No Newsletter Next Week
I promised one last week but the Alloy workshop took way too much out of me. Since I’m doing another workshop next week, I’m just going to say there won’t be a newsletter. Retrospective on the workshops will come after I’ve done both.
(Later this week I’ll announce a late July TLA+ workshop. Stay tuned!)
“Are We Really Engineers” Talk This Friday
I’m speaking at 8th Light University on the differences between “traditional” engineering and software engineering. Link is here. I want to warn everybody that this is basically the first draft version of the talk. It’ll be pretty unpolished and I will probably eliminate entire sections as I revise this more. But you might find it interesting nonetheless.
Something I’ve been thinking about based on a Twitter conversation last week. I made a joke about Rich Hickey that somehow turned into everybody discussing transducers. Many of the people, including me, didn’t see why they were considered so hard to statically type, or what the advantages of them actually were. As one person put it, it always seemed that it was just like $thing except for some subtlety.
Then someone commented with this:

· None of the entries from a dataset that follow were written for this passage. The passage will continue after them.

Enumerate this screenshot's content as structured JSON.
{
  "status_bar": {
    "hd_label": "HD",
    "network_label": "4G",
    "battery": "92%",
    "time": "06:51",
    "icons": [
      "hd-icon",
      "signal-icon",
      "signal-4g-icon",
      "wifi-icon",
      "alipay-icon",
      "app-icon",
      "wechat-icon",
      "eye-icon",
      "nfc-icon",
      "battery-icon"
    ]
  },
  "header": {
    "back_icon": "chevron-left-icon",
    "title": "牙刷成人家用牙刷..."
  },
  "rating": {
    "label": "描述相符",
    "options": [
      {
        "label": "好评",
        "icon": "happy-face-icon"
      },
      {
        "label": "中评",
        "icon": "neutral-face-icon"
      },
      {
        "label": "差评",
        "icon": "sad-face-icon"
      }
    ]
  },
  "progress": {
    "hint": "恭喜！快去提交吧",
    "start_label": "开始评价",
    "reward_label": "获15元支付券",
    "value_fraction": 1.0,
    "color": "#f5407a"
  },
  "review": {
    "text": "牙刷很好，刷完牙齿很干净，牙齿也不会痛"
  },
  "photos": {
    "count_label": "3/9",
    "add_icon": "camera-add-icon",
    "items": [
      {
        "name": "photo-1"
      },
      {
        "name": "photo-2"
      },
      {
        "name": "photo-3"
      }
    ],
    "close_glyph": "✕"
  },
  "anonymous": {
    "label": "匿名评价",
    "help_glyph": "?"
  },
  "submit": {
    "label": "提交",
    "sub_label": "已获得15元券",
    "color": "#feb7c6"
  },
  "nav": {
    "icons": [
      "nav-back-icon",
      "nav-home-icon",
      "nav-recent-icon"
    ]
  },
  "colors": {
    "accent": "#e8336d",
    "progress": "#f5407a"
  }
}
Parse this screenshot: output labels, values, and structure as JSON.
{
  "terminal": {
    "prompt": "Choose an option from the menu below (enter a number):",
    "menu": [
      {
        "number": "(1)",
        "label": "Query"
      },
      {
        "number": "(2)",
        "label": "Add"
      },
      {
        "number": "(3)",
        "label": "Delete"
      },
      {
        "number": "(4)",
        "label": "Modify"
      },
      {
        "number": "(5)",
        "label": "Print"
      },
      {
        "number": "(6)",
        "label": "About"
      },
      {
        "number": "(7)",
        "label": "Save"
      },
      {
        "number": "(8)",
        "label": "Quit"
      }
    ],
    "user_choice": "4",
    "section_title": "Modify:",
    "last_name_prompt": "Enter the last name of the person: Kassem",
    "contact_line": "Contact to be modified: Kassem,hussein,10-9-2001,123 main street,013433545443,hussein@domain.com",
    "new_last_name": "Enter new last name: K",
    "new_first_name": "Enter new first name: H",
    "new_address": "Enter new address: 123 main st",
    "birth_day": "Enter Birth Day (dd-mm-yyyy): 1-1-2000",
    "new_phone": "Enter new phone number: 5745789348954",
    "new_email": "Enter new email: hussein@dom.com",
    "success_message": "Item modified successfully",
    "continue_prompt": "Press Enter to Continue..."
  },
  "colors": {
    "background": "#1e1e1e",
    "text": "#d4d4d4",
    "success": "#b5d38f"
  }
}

And it was like a bucket of cold water to me. A couple years back someone said that monads were basically “smart pipes”, which made a lot of people really frustrated. They were frustrated that somebody without deep familiarity with monads was oversimplifying them, missing a lot of the nuance and subtlety. Yet I wasn’t applying the same benefit-of-the-doubt to transducers. I didn’t quite get them, so I sorta assumed they weren’t that interesting. Which of is kind of a crappy approach, all things considered.
There’s a parallel here between monads and transducers. They’re both really valuable and expressive tools to the people that know how to use them, while outsiders don’t really see the point. The difference was how much respect I was willing to give to the idea “I won’t see the point until I ‘get’ it”. This is very similar to the idea of a “blub” language, as originally proposed by Paul Graham:
When our hypothetical Blub programmer looks in the other direction, up the power continuum, he doesn’t realize he’s looking up. What he sees are merely weird languages. He probably considers them about equivalent in power to Blub, but with all this other hairy stuff thrown in as well. Blub is good enough for him, because he thinks in Blub.
Now I strongly disagree with the rest of the essay. It’s condescending, I don’t think languages fall into neat tiers of power, and I think Graham is showing his own biases when he says that the most powerful language is lisp. But I like the core idea here: that it’s hard for us to see the benefits of things without having a reference point. Something like higher-order functions is easy to showcase the value of because we could compare it to a
for loop. But monads and transducers are further from “mainstream” programming, so it’s harder for us to make the benefits intuitive. The best we can currently do is just convince people to use them enough to see the benefits for themselves.
I say currently because this is something addressable through better teaching. That’s been a lot of my work on formal methods. Things like TLA+ and Alloy are very far outside the purview of most programmers, leading to me getting responses like “I’d just write unit tests” or “That’s Big Design Up Front” But I put a lot of work into showing how these things give you completely new benefits in ways that are tangible to programmers. I don’t think this solves the blub problem by making people see the power. I think it’s more likely that it makes people accept that if they studied this, then they will see the power. A sort of second-tier way of thinking: “I don’t believe X, but I know I will believe it in two weeks.” Which is wholly different from just directly believing X and it may be easier to persuade people that way.
What are some other blub features? Rank in APL. Proper module systems. Fuzzing. Chapel’s
config keyword seems like one, but maybe the benefits are obvious enough that it’s not actually blub. Function sets in TLA+. Predicate clauses. Inheritable contracts? I feel it’s hard to tell what’s the blub and what’s just genuinely useful without seeing a lot of outsiders bounce off it. That’s why it’s so easy to identify both monads and transducers as blub.